▶ Entries shown

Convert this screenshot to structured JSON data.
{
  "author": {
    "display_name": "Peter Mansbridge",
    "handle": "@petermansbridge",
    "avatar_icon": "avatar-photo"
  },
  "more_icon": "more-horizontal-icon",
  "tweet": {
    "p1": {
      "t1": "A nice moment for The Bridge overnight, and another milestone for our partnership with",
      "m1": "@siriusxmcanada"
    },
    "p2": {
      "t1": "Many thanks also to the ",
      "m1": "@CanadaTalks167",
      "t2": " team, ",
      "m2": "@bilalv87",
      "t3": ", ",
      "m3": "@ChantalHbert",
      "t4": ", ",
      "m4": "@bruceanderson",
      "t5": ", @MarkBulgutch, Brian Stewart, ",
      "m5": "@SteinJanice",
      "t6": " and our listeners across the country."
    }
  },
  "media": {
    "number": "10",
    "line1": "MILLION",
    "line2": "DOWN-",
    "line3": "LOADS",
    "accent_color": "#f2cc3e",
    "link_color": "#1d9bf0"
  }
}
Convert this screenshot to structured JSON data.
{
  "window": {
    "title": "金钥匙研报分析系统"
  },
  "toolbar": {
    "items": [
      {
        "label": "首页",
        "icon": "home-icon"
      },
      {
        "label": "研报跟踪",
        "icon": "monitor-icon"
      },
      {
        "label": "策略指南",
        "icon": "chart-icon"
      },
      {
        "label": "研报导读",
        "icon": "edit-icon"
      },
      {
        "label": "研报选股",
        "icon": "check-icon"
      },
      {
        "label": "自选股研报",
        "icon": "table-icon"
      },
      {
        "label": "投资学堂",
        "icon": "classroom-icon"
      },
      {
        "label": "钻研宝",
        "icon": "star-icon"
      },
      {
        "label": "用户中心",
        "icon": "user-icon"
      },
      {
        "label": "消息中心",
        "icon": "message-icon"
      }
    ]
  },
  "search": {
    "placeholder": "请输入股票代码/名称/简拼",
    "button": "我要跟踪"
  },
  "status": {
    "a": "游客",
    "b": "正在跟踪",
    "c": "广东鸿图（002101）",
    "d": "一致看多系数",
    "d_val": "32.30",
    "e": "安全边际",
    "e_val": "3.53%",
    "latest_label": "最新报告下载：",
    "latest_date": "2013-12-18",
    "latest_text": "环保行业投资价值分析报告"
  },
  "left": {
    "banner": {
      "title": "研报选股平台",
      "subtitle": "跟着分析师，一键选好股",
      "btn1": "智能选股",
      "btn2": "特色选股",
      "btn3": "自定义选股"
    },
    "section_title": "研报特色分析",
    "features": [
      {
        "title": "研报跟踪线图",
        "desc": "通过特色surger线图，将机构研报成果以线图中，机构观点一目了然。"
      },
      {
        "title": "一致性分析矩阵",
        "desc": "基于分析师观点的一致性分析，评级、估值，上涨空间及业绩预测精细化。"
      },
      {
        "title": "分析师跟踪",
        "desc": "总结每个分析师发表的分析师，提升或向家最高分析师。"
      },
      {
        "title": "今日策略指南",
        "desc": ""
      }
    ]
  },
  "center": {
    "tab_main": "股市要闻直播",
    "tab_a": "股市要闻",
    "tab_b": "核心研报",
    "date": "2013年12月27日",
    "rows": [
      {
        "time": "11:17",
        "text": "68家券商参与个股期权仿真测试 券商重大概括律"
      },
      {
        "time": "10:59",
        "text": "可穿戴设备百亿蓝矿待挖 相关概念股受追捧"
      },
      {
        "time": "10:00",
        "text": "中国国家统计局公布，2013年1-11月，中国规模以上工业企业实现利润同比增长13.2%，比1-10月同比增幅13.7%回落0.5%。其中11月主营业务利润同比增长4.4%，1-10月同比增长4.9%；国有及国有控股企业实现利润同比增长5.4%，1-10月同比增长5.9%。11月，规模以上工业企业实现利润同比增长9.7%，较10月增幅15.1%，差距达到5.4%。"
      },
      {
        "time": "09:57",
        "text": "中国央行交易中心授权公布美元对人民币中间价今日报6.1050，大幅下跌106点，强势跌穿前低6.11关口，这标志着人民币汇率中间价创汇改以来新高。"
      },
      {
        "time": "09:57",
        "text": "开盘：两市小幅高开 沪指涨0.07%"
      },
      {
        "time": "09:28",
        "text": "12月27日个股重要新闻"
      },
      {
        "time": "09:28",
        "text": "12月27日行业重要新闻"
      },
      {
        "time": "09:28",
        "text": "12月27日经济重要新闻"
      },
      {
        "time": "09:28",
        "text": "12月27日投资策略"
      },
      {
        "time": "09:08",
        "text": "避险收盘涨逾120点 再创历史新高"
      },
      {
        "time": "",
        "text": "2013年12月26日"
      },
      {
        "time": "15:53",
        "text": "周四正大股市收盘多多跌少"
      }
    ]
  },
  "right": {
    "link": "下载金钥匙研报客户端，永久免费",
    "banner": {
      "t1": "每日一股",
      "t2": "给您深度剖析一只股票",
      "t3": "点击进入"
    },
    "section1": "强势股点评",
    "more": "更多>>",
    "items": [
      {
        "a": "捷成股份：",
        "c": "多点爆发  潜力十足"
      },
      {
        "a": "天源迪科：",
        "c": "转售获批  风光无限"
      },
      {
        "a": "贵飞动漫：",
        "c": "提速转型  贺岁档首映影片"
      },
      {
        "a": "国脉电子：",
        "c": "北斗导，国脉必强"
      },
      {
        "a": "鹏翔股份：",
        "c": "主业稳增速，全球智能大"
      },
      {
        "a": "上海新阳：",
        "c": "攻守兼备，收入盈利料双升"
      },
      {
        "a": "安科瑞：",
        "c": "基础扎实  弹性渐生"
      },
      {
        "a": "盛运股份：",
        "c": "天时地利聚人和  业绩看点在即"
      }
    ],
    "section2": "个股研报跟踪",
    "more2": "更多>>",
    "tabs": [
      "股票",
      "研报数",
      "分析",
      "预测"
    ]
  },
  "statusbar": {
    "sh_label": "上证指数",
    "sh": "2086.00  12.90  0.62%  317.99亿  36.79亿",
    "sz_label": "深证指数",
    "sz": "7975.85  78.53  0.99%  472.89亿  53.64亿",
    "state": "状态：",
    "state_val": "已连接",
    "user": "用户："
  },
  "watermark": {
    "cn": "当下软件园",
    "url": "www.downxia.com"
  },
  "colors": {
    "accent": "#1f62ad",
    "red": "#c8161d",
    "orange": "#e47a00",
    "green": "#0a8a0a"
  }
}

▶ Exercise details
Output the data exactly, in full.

▶ Reply
Convert this screenshot to structured JSON data.
{
  "author": {
    "display_name": "Peter Mansbridge",
    "handle": "@petermansbridge",
    "avatar_icon": "avatar-photo"
  },
  "more_icon": "more-horizontal-icon",
  "tweet": {
    "p1": {
      "t1": "A nice moment for The Bridge overnight, and another milestone for our partnership with",
      "m1": "@siriusxmcanada"
    },
    "p2": {
      "t1": "Many thanks also to the ",
      "m1": "@CanadaTalks167",
      "t2": " team, ",
      "m2": "@bilalv87",
      "t3": ", ",
      "m3": "@ChantalHbert",
      "t4": ", ",
      "m4": "@bruceanderson",
      "t5": ", @MarkBulgutch, Brian Stewart, ",
      "m5": "@SteinJanice",
      "t6": " and our listeners across the country."
    }
  },
  "media": {
    "number": "10",
    "line1": "MILLION",
    "line2": "DOWN-",
    "line3": "LOADS",
    "accent_color": "#f2cc3e",
    "link_color": "#1d9bf0"
  }
}
Convert this screenshot to structured JSON data.
{
  "window": {
    "title": "金钥匙研报分析系统"
  },
  "toolbar": {
    "items": [
      {
        "label": "首页",
        "icon": "home-icon"
      },
      {
        "label": "研报跟踪",
        "icon": "monitor-icon"
      },
      {
        "label": "策略指南",
        "icon": "chart-icon"
      },
      {
        "label": "研报导读",
        "icon": "edit-icon"
      },
      {
        "label": "研报选股",
        "icon": "check-icon"
      },
      {
        "label": "自选股研报",
        "icon": "table-icon"
      },
      {
        "label": "投资学堂",
        "icon": "classroom-icon"
      },
      {
        "label": "钻研宝",
        "icon": "star-icon"
      },
      {
        "label": "用户中心",
        "icon": "user-icon"
      },
      {
        "label": "消息中心",
        "icon": "message-icon"
      }
    ]
  },
  "search": {
    "placeholder": "请输入股票代码/名称/简拼",
    "button": "我要跟踪"
  },
  "status": {
    "a": "游客",
    "b": "正在跟踪",
    "c": "广东鸿图（002101）",
    "d": "一致看多系数",
    "d_val": "32.30",
    "e": "安全边际",
    "e_val": "3.53%",
    "latest_label": "最新报告下载：",
    "latest_date": "2013-12-18",
    "latest_text": "环保行业投资价值分析报告"
  },
  "left": {
    "banner": {
      "title": "研报选股平台",
      "subtitle": "跟着分析师，一键选好股",
      "btn1": "智能选股",
      "btn2": "特色选股",
      "btn3": "自定义选股"
    },
    "section_title": "研报特色分析",
    "features": [
      {
        "title": "研报跟踪线图",
        "desc": "通过特色surger线图，将机构研报成果以线图中，机构观点一目了然。"
      },
      {
        "title": "一致性分析矩阵",
        "desc": "基于分析师观点的一致性分析，评级、估值，上涨空间及业绩预测精细化。"
      },
      {
        "title": "分析师跟踪",
        "desc": "总结每个分析师发表的分析师，提升或向家最高分析师。"
      },
      {
        "title": "今日策略指南",
        "desc": ""
      }
    ]
  },
  "center": {
    "tab_main": "股市要闻直播",
    "tab_a": "股市要闻",
    "tab_b": "核心研报",
    "date": "2013年12月27日",
    "rows": [
      {
        "time": "11:17",
        "text": "68家券商参与个股期权仿真测试 券商重大概括律"
      },
      {
        "time": "10:59",
        "text": "可穿戴设备百亿蓝矿待挖 相关概念股受追捧"
      },
      {
        "time": "10:00",
        "text": "中国国家统计局公布，2013年1-11月，中国规模以上工业企业实现利润同比增长13.2%，比1-10月同比增幅13.7%回落0.5%。其中11月主营业务利润同比增长4.4%，1-10月同比增长4.9%；国有及国有控股企业实现利润同比增长5.4%，1-10月同比增长5.9%。11月，规模以上工业企业实现利润同比增长9.7%，较10月增幅15.1%，差距达到5.4%。"
      },
      {
        "time": "09:57",
        "text": "中国央行交易中心授权公布美元对人民币中间价今日报6.1050，大幅下跌106点，强势跌穿前低6.11关口，这标志着人民币汇率中间价创汇改以来新高。"
      },
      {
        "time": "09:57",
        "text": "开盘：两市小幅高开 沪指涨0.07%"
      },
      {
        "time": "09:28",
        "text": "12月27日个股重要新闻"
      },
      {
        "time": "09:28",
        "text": "12月27日行业重要新闻"
      },
      {
        "time": "09:28",
        "text": "12月27日经济重要新闻"
      },
      {
        "time": "09:28",
        "text": "12月27日投资策略"
      },
      {
        "time": "09:08",
        "text": "避险收盘涨逾120点 再创历史新高"
      },
      {
        "time": "",
        "text": "2013年12月26日"
      },
      {
        "time": "15:53",
        "text": "周四正大股市收盘多多跌少"
      }
    ]
  },
  "right": {
    "link": "下载金钥匙研报客户端，永久免费",
    "banner": {
      "t1": "每日一股",
      "t2": "给您深度剖析一只股票",
      "t3": "点击进入"
    },
    "section1": "强势股点评",
    "more": "更多>>",
    "items": [
      {
        "a": "捷成股份：",
        "c": "多点爆发  潜力十足"
      },
      {
        "a": "天源迪科：",
        "c": "转售获批  风光无限"
      },
      {
        "a": "贵飞动漫：",
        "c": "提速转型  贺岁档首映影片"
      },
      {
        "a": "国脉电子：",
        "c": "北斗导，国脉必强"
      },
      {
        "a": "鹏翔股份：",
        "c": "主业稳增速，全球智能大"
      },
      {
        "a": "上海新阳：",
        "c": "攻守兼备，收入盈利料双升"
      },
      {
        "a": "安科瑞：",
        "c": "基础扎实  弹性渐生"
      },
      {
        "a": "盛运股份：",
        "c": "天时地利聚人和  业绩看点在即"
      }
    ],
    "section2": "个股研报跟踪",
    "more2": "更多>>",
    "tabs": [
      "股票",
      "研报数",
      "分析",
      "预测"
    ]
  },
  "statusbar": {
    "sh_label": "上证指数",
    "sh": "2086.00  12.90  0.62%  317.99亿  36.79亿",
    "sz_label": "深证指数",
    "sz": "7975.85  78.53  0.99%  472.89亿  53.64亿",
    "state": "状态：",
    "state_val": "已连接",
    "user": "用户："
  },
  "watermark": {
    "cn": "当下软件园",
    "url": "www.downxia.com"
  },
  "colors": {
    "accent": "#1f62ad",
    "red": "#c8161d",
    "orange": "#e47a00",
    "green": "#0a8a0a"
  }
}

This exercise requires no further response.